They seem perfect for each other. There are no lies between Victoria and Albert. He does not want to take advantage of her or to improve his status. However, that is exactly what Lord Melbourne (Paul Bettany) wants to do. He is a politician first and friend second. And there is an attraction between Lord Melbourne and Victoria. Melbourne is charming and seems to have all the right answers, and he gains Victoria’s trust. But after a decision that puts the country in an uproar, Victoria begins to make her own decisions and have her own thoughts and goals.
Again, history tells us the man she chose and the relationship they had until he died in 1861. For the next forty years she mourned his death and wore black for the rest of her days. But you will have to see the film or look it up to see who this man is, but you can probably already guess can’t you?
Blunt delivers a grand performance as Victoria. The actress is talented and beautiful, and plays the title character in an intelligent and emotional way. Victoria was a force to be reckon with and resented authority. She was a rebel in her time and to prove it, she chose who she married instead of being told who she will marry. And Blunt is a force to be reckon with after two great performances last year with this film and Sunshine Cleaning earlier in 2009.
The Young Victoria has great costumes and set pieces.
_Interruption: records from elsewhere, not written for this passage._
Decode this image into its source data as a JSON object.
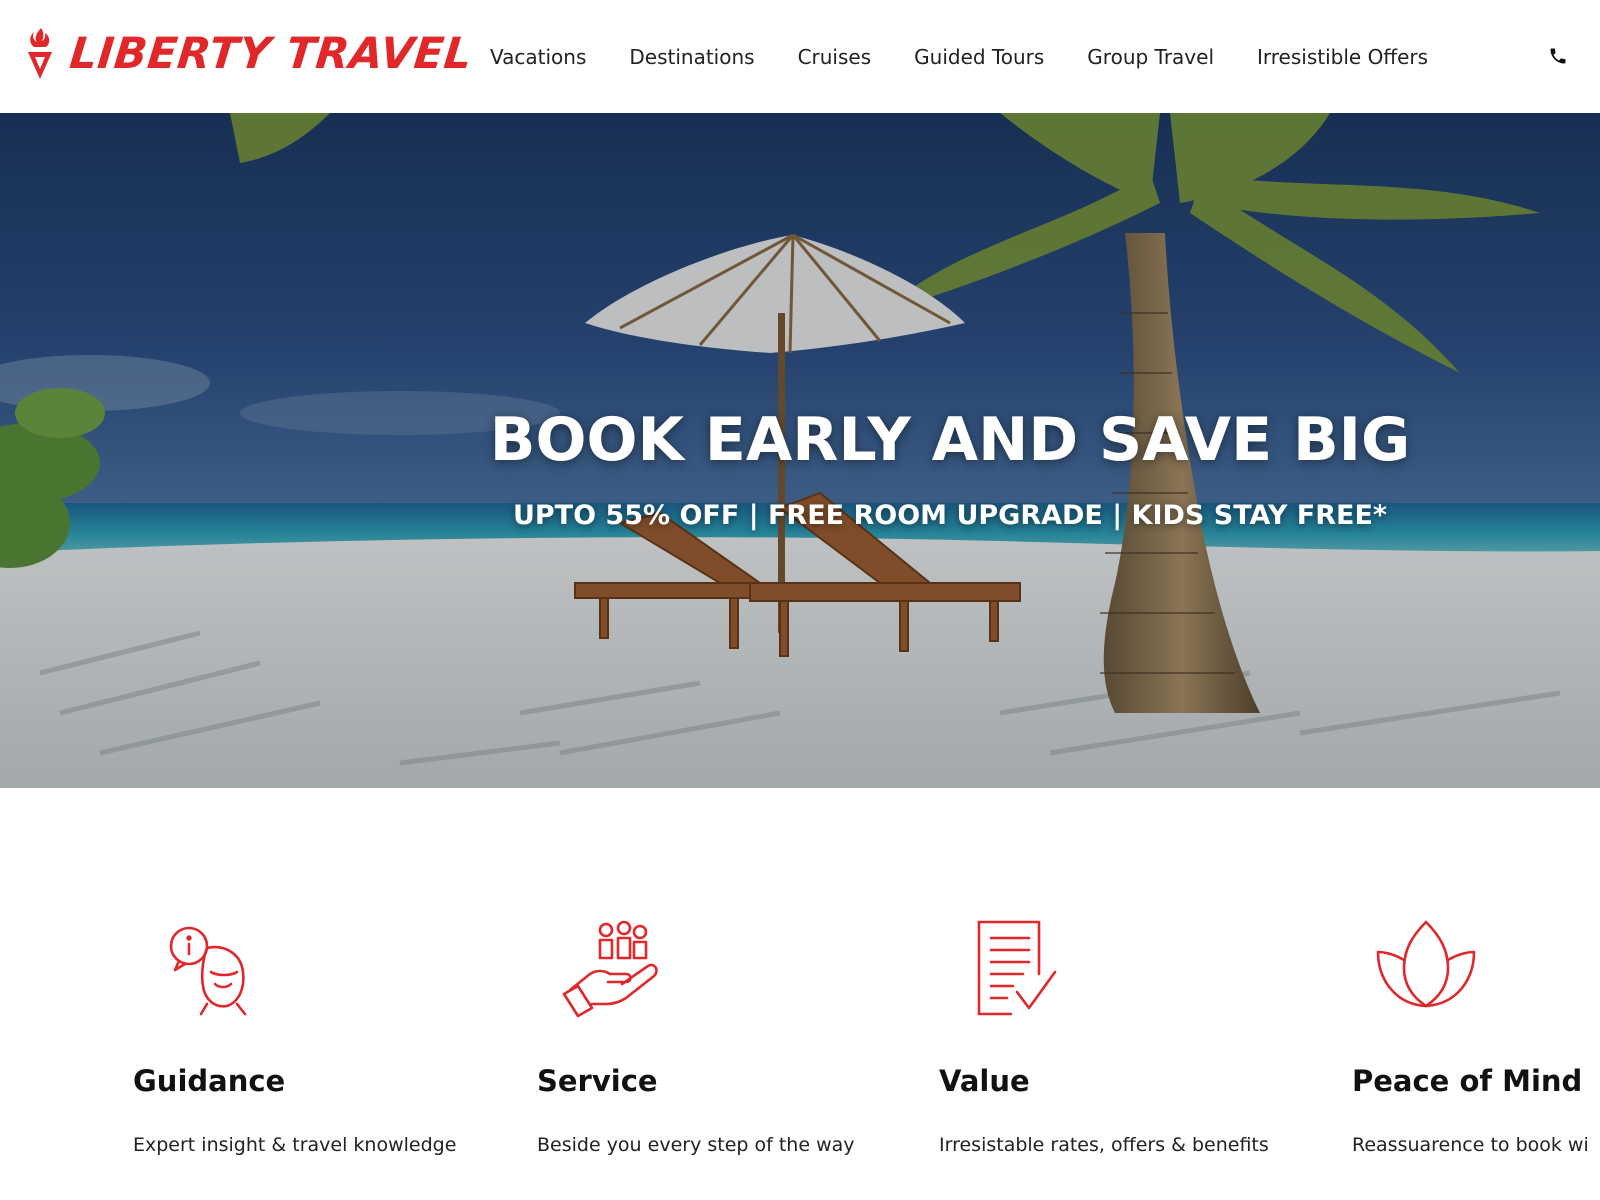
{
  "brand": {
    "name": "LIBERTY TRAVEL",
    "accent_color": "#e0272a"
  },
  "nav": {
    "items": [
      {
        "label": "Vacations"
      },
      {
        "label": "Destinations"
      },
      {
        "label": "Cruises"
      },
      {
        "label": "Guided Tours"
      },
      {
        "label": "Group Travel"
      },
      {
        "label": "Irresistible Offers"
      }
    ],
    "phone_icon": "phone-icon"
  },
  "hero": {
    "title": "BOOK EARLY AND SAVE BIG",
    "subtitle": "UPTO 55% OFF | FREE ROOM UPGRADE | KIDS STAY FREE*",
    "image": "beach-umbrella-loungers-palm"
  },
  "features": [
    {
      "icon": "guidance-icon",
      "title": "Guidance",
      "desc": "Expert insight & travel knowledge"
    },
    {
      "icon": "service-icon",
      "title": "Service",
      "desc": "Beside you every step of the way"
    },
    {
      "icon": "value-icon",
      "title": "Value",
      "desc": "Irresistable rates, offers & benefits"
    },
    {
      "icon": "lotus-icon",
      "title": "Peace of Mind",
      "desc": "Reassuarence to book wi"
    }
  ]
}
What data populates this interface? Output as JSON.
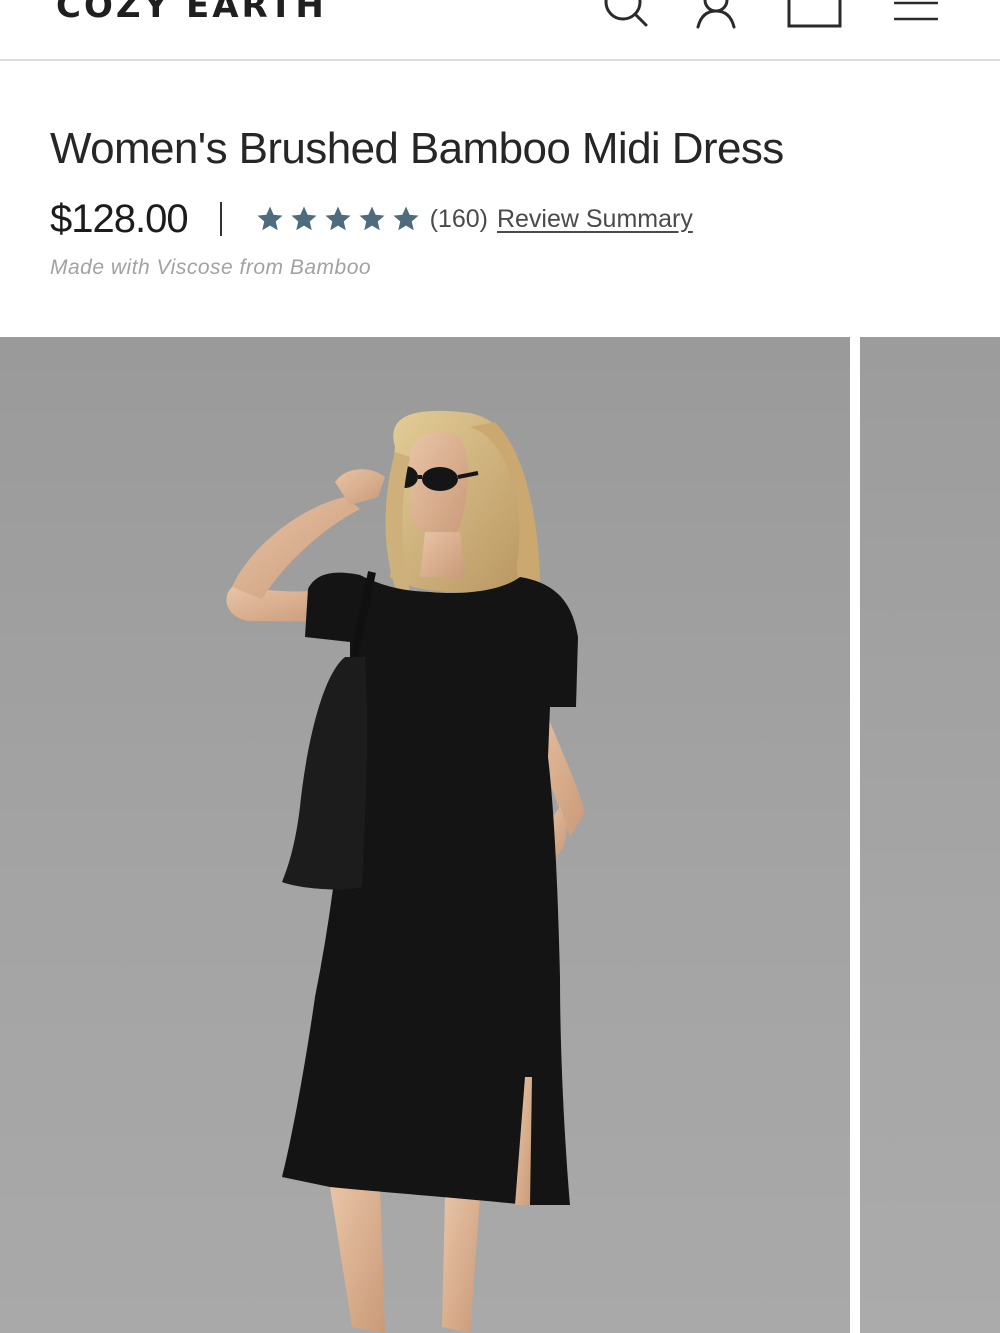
{
  "header": {
    "logo_text": "COZY EARTH",
    "icons": [
      "search-icon",
      "account-icon",
      "cart-icon",
      "menu-icon"
    ]
  },
  "product": {
    "title": "Women's Brushed Bamboo Midi Dress",
    "price": "$128.00",
    "rating_stars": 5,
    "review_count": "(160)",
    "review_link_label": "Review Summary",
    "material_note": "Made with Viscose from Bamboo"
  },
  "colors": {
    "star": "#4f6b7e",
    "text": "#262626",
    "muted": "#a2a2a2",
    "image_bg": "#a3a3a3",
    "dress": "#141414"
  },
  "gallery": {
    "main_image": "woman-in-black-midi-dress-photo",
    "next_image": "next-product-photo-preview"
  }
}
Most of those pieces are real, which makes it even more spectacular to look at. It always seems like these period films have fascinating locations and clothes. It never fails. Perhaps nothing is more stunning than seeing Buckingham Palace and Victoria became the first British monarch to live there. What a perfect time to become Queen.
And like the clothes and places, this film is something to see. It is a smooth, sophisticated film with an amazing performance by Blunt playing a girl who had to become a woman so she could be a Queen. And I am assuming she was a damn good one.
“Nature Boy” Brandon Vick is the resident film critic of the SoBros Network, and star of Brandon’s Box Office In Your Mouth. Follow him on Twitter@SirBrandonV and be sure to search #VicksFlicks for all of his latest movie reviews.